Wednesday, May 22, 2013
BEIRUT – Turkish artillery fired on Syrian targets Wednesday after shelling from Syria struck a border village in Turkey, killing five civilians, sharply escalating tensions between the two neighbors and prompting NATO to convene an emergency meeting.
Survivors walk amid the ruins of Saadallah al-Jabrisquare in Aleppo, Syria, on Wednesday. The government blamed its opponents for the huge blasts.
The Associated Press
FOUR BOMBS LIKE ‘EARTHQUAKES’ KILL DOZENS IN ALEPPO
The artillery fire from Turkey on Wednesday capped a day that began with four bombs tearing through a government-held district in Syria's commercial and cultural capital of Aleppo, killing more than 30 people and reducing buildings to rubble.
There was no immediate claim of responsibility, but the government blamed its opponents, saying the huge explosions were caused by suicide attackers. The technique is a signature of al-Qaida-style jihadist groups, some of which are known to have entered Syria's civil war to fight against the regime.
"It was like a series of earthquakes," a shaken resident told The Associated Press, asking that his name not be used out of fear for his personal safety. "It was terrifying, terrifying."
The Syrian government said the bombings killed 34 people and injured 122 – although death tolls have been difficult to verify. The Britain-based Syrian Observatory for Human Rights, which relies on a network of activists on the ground, said at least 40 people were killed.

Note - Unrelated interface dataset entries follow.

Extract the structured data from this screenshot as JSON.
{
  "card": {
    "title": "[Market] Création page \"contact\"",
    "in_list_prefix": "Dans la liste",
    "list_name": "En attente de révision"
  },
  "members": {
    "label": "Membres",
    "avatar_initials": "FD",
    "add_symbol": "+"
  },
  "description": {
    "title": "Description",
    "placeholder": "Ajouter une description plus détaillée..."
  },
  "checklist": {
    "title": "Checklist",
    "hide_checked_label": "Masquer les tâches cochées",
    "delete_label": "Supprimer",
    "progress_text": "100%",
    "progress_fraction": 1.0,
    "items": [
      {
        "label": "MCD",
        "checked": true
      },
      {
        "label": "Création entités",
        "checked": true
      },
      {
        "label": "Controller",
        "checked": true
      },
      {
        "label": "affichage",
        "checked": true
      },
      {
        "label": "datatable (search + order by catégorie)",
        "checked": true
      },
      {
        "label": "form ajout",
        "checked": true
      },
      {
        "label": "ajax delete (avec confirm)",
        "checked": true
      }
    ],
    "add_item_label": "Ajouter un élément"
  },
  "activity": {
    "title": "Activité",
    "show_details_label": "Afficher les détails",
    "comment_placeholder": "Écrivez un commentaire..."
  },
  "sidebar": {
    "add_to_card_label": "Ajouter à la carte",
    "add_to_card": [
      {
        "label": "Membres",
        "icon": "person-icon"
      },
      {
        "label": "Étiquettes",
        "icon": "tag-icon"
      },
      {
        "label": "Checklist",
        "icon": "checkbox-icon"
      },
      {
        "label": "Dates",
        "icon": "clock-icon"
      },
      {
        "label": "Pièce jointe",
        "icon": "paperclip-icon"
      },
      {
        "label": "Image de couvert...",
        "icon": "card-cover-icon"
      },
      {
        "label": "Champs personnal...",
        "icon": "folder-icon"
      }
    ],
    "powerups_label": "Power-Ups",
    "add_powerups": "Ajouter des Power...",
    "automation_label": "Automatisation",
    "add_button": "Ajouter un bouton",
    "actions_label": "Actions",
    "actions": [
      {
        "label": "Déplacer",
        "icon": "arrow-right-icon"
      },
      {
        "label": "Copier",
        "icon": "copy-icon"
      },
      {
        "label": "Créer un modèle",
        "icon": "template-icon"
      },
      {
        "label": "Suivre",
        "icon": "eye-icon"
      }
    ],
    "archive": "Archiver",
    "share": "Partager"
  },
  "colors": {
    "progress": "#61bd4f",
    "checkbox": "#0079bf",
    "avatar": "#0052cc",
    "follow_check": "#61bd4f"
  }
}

The state-run Ikhbariya TV channel showed massive damage around Saadallah al-Jabri square.
– The Associated Press
"Our armed forces at the border region responded to this atrocious attack with artillery fire on points in Syria that were detected with radar, in line with the rules of engagement," the Turkish government said in a statement from the prime minister's office.
Along the volatile border, a shell fired from inside Syria landed on a home in the Turkish village of Akcakale, killing a woman, her three daughters and another woman, and wounding at least 10 others, according to Turkish media.
The shelling appeared to come from forces loyal to Syrian President Bashar Assad's regime, which is fighting rebels backed by Turkey in an escalating civil war.
"Turkey, acting within the rules of engagement and international laws, will never leave unreciprocated such provocations by the Syrian regime against our national security," the office of Prime Minister Recep Tayyip Erdogan said in a statement.
Turkish media said Turkey has prepared a parliamentary bill for Syria that is similar to one that authorizes the Turkish military to intervene in northern Iraq in pursuit of Kurdish militants who have bases there. The bill is expected to be discussed in parliament on Thursday, Anadolu agency reported.
If approved, the bill could more easily open the way to unilateral action by Turkey's armed forces inside Syria, without the involvement of its Western and Arab allies.
Secretary of State Hillary Rodham Clinton said the U.S. was "outraged that the Syrians have been shooting across the border," adding that she would speak with Turkish Foreign Minister Ahmet Davutoglu on the matter.
"It's a very, very dangerous situation," Clinton said. "And all responsible nations need to band together to persuade the Assad regime to have a cease-fire, quit assaulting their own people and begin the process of a political transition."
NATO's National Atlantic Council, which is composed of the alliance's ambassadors, held an emergency meeting in Brussels Wednesday night at Turkey's request to discuss the cross-border incident.
The meeting ended with a statement strongly condemning the attack and saying: "The alliance continues to stand by Turkey and demands the immediate cessation of such aggressive acts against an ally." It also urged the Syrian regime to "put an end to flagrant violations of international law."
One senior U.S. official said that while the exchange of fire between Syria and Turkey is problematic, it will not necessarily trigger a NATO response.